Time: 19:30 - 21:00
This course will be delivered online. See the ‘What is the course about?’ section in course details for more information.
Course Code: HWH26
Duration: 10 sessions (over 10 weeks)
What is the course about?
This introductory short course will examine some of the key issues in the building of Japan in the post-World War II period through the turn of the century Examination will be of the political, social and economic spheres of Japan’s post-war reform and reconstruction, recovery and rise, and stagnation. What are the key issues Japan faced in the aftermath of the war? And how does it handle the changes necessary for redeveloping itself domestically and to later rejoin world affairs as it rises to become an economic powerhouse?
This is a live online course. You will need:
- Internet connection. The classes work best with Chrome.
- A computer with microphone and camera is best (e.g. a PC/laptop/iMac/MacBook), or a tablet/iPad/smart phone/iPhone if you don't have a computer.
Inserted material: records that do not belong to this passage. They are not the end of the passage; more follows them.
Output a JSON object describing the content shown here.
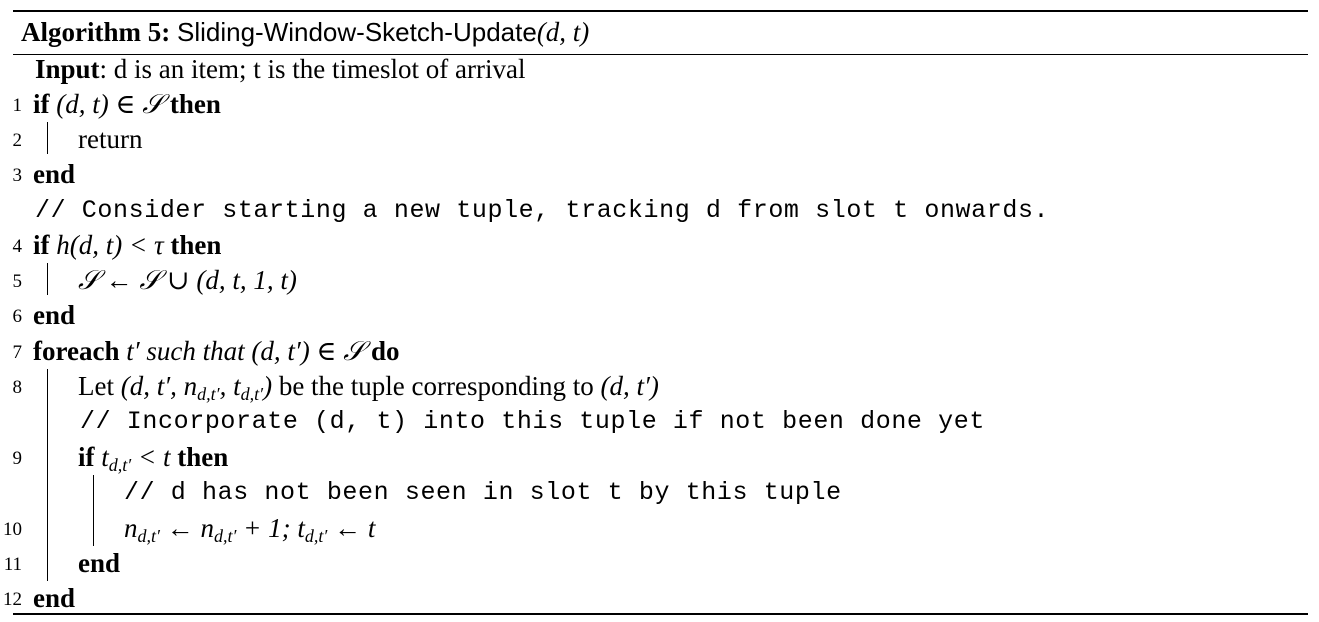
{
  "algorithm": {
    "caption_label": "Algorithm 5:",
    "caption_name": "Sliding-Window-Sketch-Update",
    "caption_args": "(d, t)",
    "input_label": "Input",
    "input_text": ": d is an item; t is the timeslot of arrival",
    "lines": [
      {
        "num": "1",
        "kw1": "if",
        "expr": "(d, t) ∈ 𝒮",
        "kw2": "then"
      },
      {
        "num": "2",
        "text": "return"
      },
      {
        "num": "3",
        "kw1": "end"
      },
      {
        "comment": "// Consider starting a new tuple, tracking d from slot t onwards."
      },
      {
        "num": "4",
        "kw1": "if",
        "expr": "h(d, t) < τ",
        "kw2": "then"
      },
      {
        "num": "5",
        "expr": "𝒮 ← 𝒮 ∪ (d, t, 1, t)"
      },
      {
        "num": "6",
        "kw1": "end"
      },
      {
        "num": "7",
        "kw1": "foreach",
        "expr1": "t′",
        "phrase": "such that",
        "expr2": "(d, t′) ∈ 𝒮",
        "kw2": "do"
      },
      {
        "num": "8",
        "text_a": "Let",
        "expr_a": "(d, t′, n",
        "sub_a": "d,t′",
        "expr_b": ", t",
        "sub_b": "d,t′",
        "expr_c": ")",
        "text_b": "be the tuple corresponding to",
        "expr_d": "(d, t′)"
      },
      {
        "comment": "// Incorporate (d, t) into this tuple if not been done yet"
      },
      {
        "num": "9",
        "kw1": "if",
        "expr_a": "t",
        "sub_a": "d,t′",
        "expr_b": "< t",
        "kw2": "then"
      },
      {
        "comment": "// d has not been seen in slot t by this tuple"
      },
      {
        "num": "10",
        "expr_a": "n",
        "sub_a": "d,t′",
        "expr_b": "← n",
        "sub_b": "d,t′",
        "expr_c": "+ 1; t",
        "sub_c": "d,t′",
        "expr_d": "← t"
      },
      {
        "num": "11",
        "kw1": "end"
      },
      {
        "num": "12",
        "kw1": "end"
      }
    ]
  }
}
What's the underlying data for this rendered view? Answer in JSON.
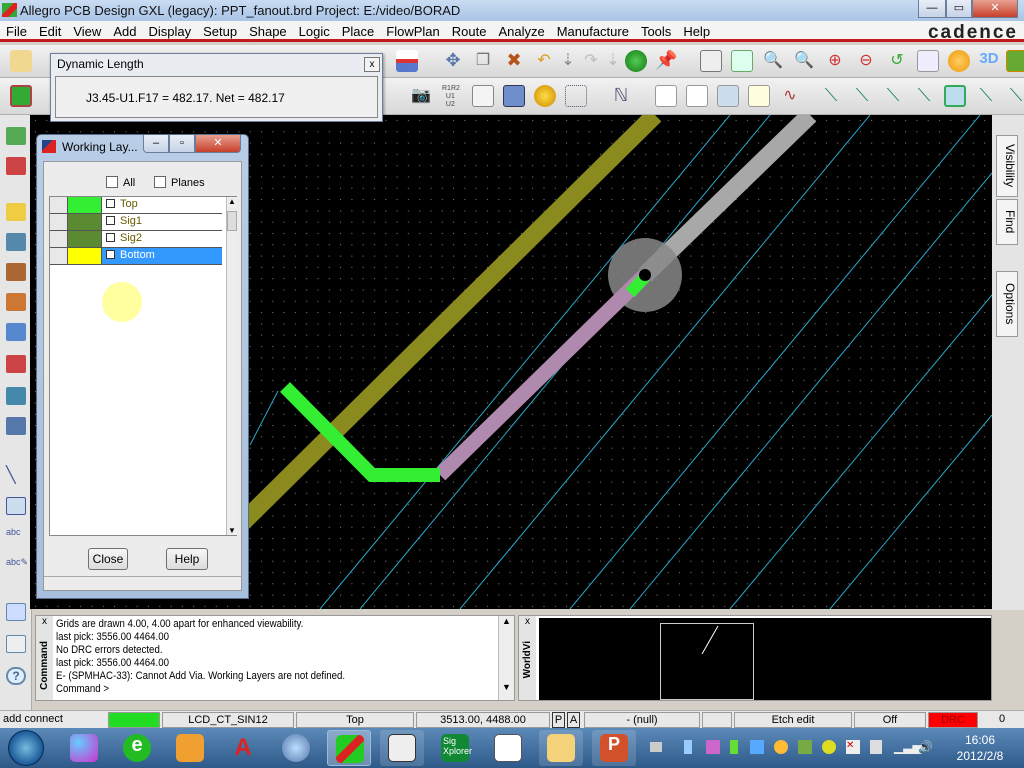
{
  "window": {
    "title": "Allegro PCB Design GXL (legacy): PPT_fanout.brd  Project: E:/video/BORAD",
    "controls": [
      "minimize",
      "maximize",
      "close"
    ]
  },
  "menu": [
    "File",
    "Edit",
    "View",
    "Add",
    "Display",
    "Setup",
    "Shape",
    "Logic",
    "Place",
    "FlowPlan",
    "Route",
    "Analyze",
    "Manufacture",
    "Tools",
    "Help"
  ],
  "brand": "cadence",
  "dynamic_length": {
    "title": "Dynamic Length",
    "value": "J3.45-U1.F17 = 482.17.  Net = 482.17"
  },
  "working_layers": {
    "title": "Working Lay...",
    "all_label": "All",
    "planes_label": "Planes",
    "layers": [
      {
        "name": "Top",
        "color": "#33ee33",
        "selected": false
      },
      {
        "name": "Sig1",
        "color": "#5a8a32",
        "selected": false
      },
      {
        "name": "Sig2",
        "color": "#5a8a32",
        "selected": false
      },
      {
        "name": "Bottom",
        "color": "#ffff00",
        "selected": true
      }
    ],
    "close_label": "Close",
    "help_label": "Help"
  },
  "side_tabs": [
    "Visibility",
    "Find",
    "Options"
  ],
  "command": {
    "panel_label": "Command",
    "lines": [
      "Grids are drawn 4.00, 4.00 apart for enhanced viewability.",
      "last pick:  3556.00  4464.00",
      "No DRC errors detected.",
      "last pick:  3556.00  4464.00",
      "E- (SPMHAC-33): Cannot Add Via.  Working Layers are not defined.",
      "Command >"
    ]
  },
  "worldview": {
    "panel_label": "WorldVi"
  },
  "status": {
    "command": "add connect",
    "layer_color": "#22dd22",
    "net": "LCD_CT_SIN12",
    "layer": "Top",
    "coords": "3513.00, 4488.00",
    "p": "P",
    "a": "A",
    "null": "- (null)",
    "mode": "Etch edit",
    "off": "Off",
    "drc": "DRC",
    "drc_color": "#ff0000",
    "count": "0"
  },
  "taskbar": {
    "time": "16:06",
    "date": "2012/2/8",
    "sig_label": "Sig Xplorer"
  }
}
We will contact you with joining instructions before your course starts.
What will we cover?
- Post-war reform and reconstruction under occupation [1945 - 1952]
- Issues of recovery and rise [1950s - 1980s]
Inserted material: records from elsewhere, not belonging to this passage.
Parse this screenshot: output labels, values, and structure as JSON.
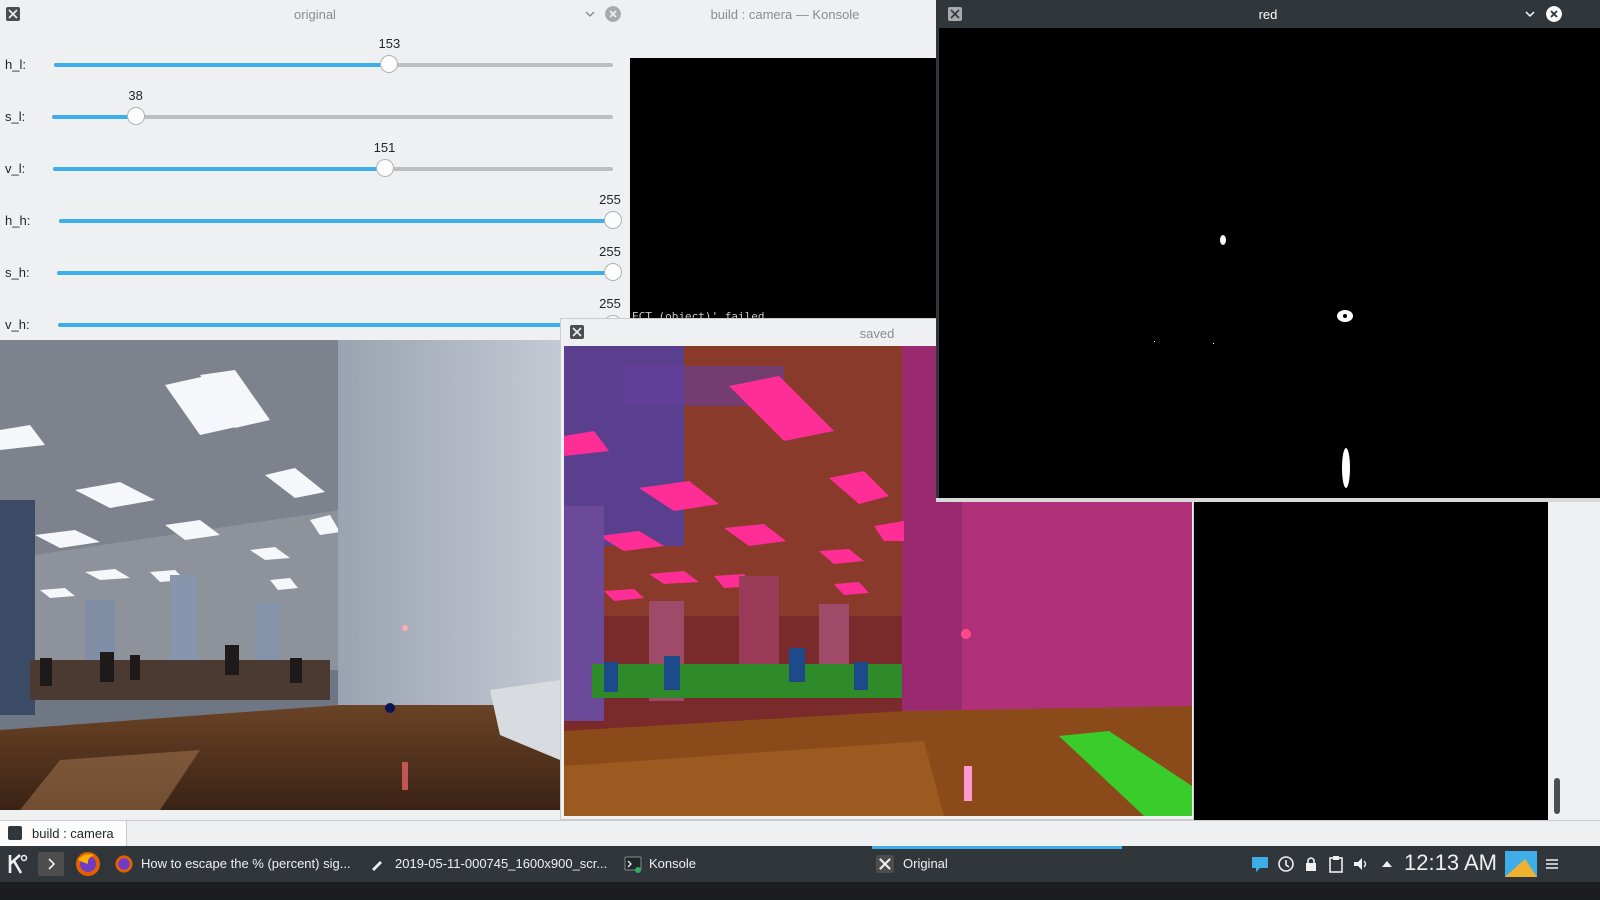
{
  "windows": {
    "original": {
      "title": "original"
    },
    "konsole": {
      "title": "build : camera — Konsole",
      "terminal_text": "ECT (object)' failed"
    },
    "saved": {
      "title": "saved"
    },
    "red": {
      "title": "red"
    }
  },
  "trackbars": [
    {
      "label": "h_l:",
      "value": "153",
      "fraction": 0.6
    },
    {
      "label": "s_l:",
      "value": "38",
      "fraction": 0.149
    },
    {
      "label": "v_l:",
      "value": "151",
      "fraction": 0.592
    },
    {
      "label": "h_h:",
      "value": "255",
      "fraction": 1.0
    },
    {
      "label": "s_h:",
      "value": "255",
      "fraction": 1.0
    },
    {
      "label": "v_h:",
      "value": "255",
      "fraction": 1.0
    }
  ],
  "konsole_tab": {
    "label": "build : camera"
  },
  "taskbar": {
    "tasks": [
      {
        "label": "How to escape the % (percent) sig...",
        "icon": "firefox-icon"
      },
      {
        "label": "2019-05-11-000745_1600x900_scr...",
        "icon": "pen-icon"
      },
      {
        "label": "Konsole",
        "icon": "terminal-icon"
      },
      {
        "label": "Original",
        "icon": "x-app-icon"
      }
    ],
    "clock": "12:13 AM"
  },
  "colors": {
    "accent": "#3daee9",
    "panel": "#31363b",
    "window_bg": "#eff0f1"
  }
}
- Issues of stagnation [post-1990s].
What will I achieve?
By the end of this course you should be able to...
- Explain some key points in Japan’s reform and reconstruction under American occupation after the end of WWII
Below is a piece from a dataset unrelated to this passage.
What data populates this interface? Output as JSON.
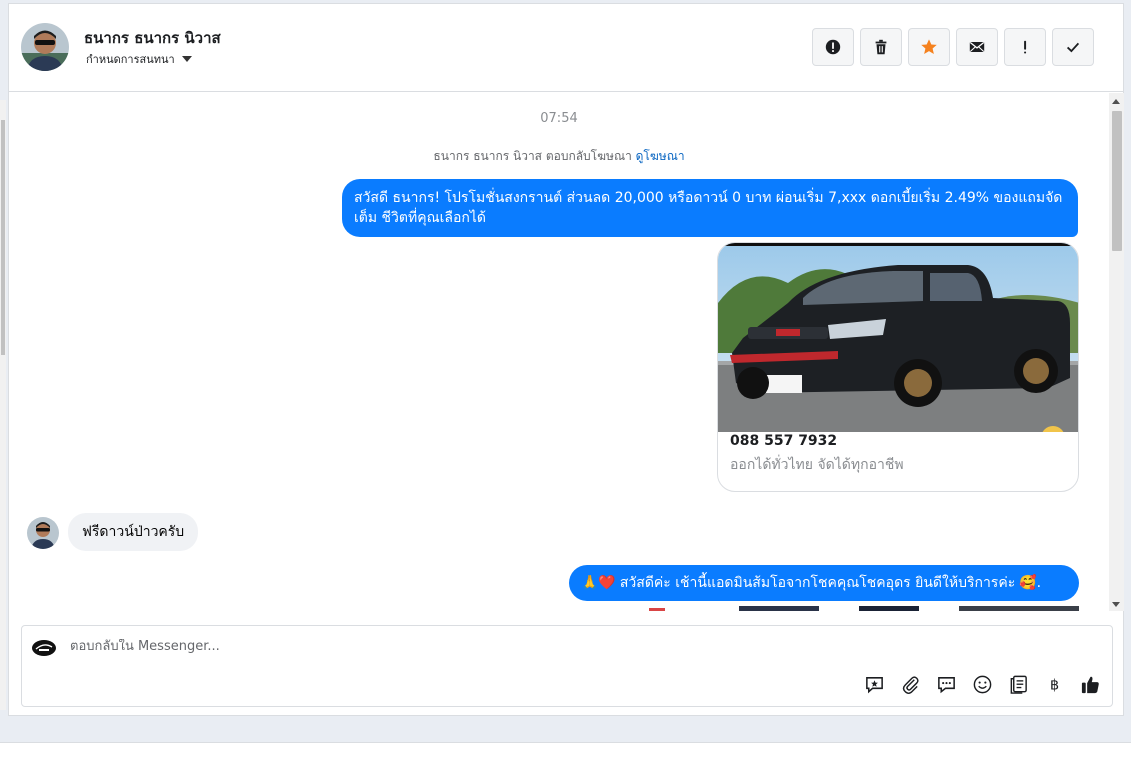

- List some key points (political, economic and social changes) during Japan’s ‘recovery and rise’
- Explain some of the key points that leads to Japan’s economic stagnation in the 1990s onwards and the impact this has on its politics and society.
What level is the course and do I need any particular skills?
This is an `introductory` course and does not assume any previous study or reading although you will need a good grasp of English to keep up with the course. You will gain more from the course, in terms of enjoyment and learning, if you are able and willing to do some supplementary reading. As with most of our history and current affairs courses, an open mind and a willingness to listen to and think about views with which you do not always agree are more important than specific levels of skills.
How will I be taught, and will there be any work outside the class?
The class will be delivered through a presentation, accompanied by PowerPoint slides. We will use a variety maps, images, video and text throughout the session. There will be time within each session for class-group discussions as well as breakout into small groups for discussion.
Are there any other costs? Is there anything I need to bring?
No additional costs. A list of recommended resources will be provided to follow-on from the session, but this is optional.
Optional background reading that may be of interest:
Marius B. Jansen (2002) The Making of Modern Japan. Boston, MA: Harvard University Press.
Mikiso Hane (2013) Japan: A Short History. London: Oneworld Publications.
Christopher Harding (2019) Japan Story. In search of a nation. 1850 to the Present. Penguin Books.
When I've finished, what course can I do next?
Please explore our history and politics section for additional courses over summer and in autumn.
Dale joined City Lit in 2010 and has taught a range of courses in the history and politics programmes. She also teaches in the Politics and Geography Departments at Birkbeck, University of London. She has a PhD in Politics from the University of Durham, and has taught at the Universities of Durham, Limerick, Bedfordshire, and has guest lectured at the University of Birmingham. She has a keen interest in American history/politics, European history/politics, democratic transitions & states, and global issues like the environment, migration and civic edudation. When not teaching, Dale is usually found buried in books (both textbooks and fiction!), baking, still making attempts to learn French, hiking, or squeeking away as a beginner - learning to play the violin.
Please note: We reserve the right to change our tutors from those advertised. This happens rarely, but if it does, we are unable to refund fees due to this. Our tutors may have different teaching styles; however we guarantee a consistent quality of teaching in all our courses.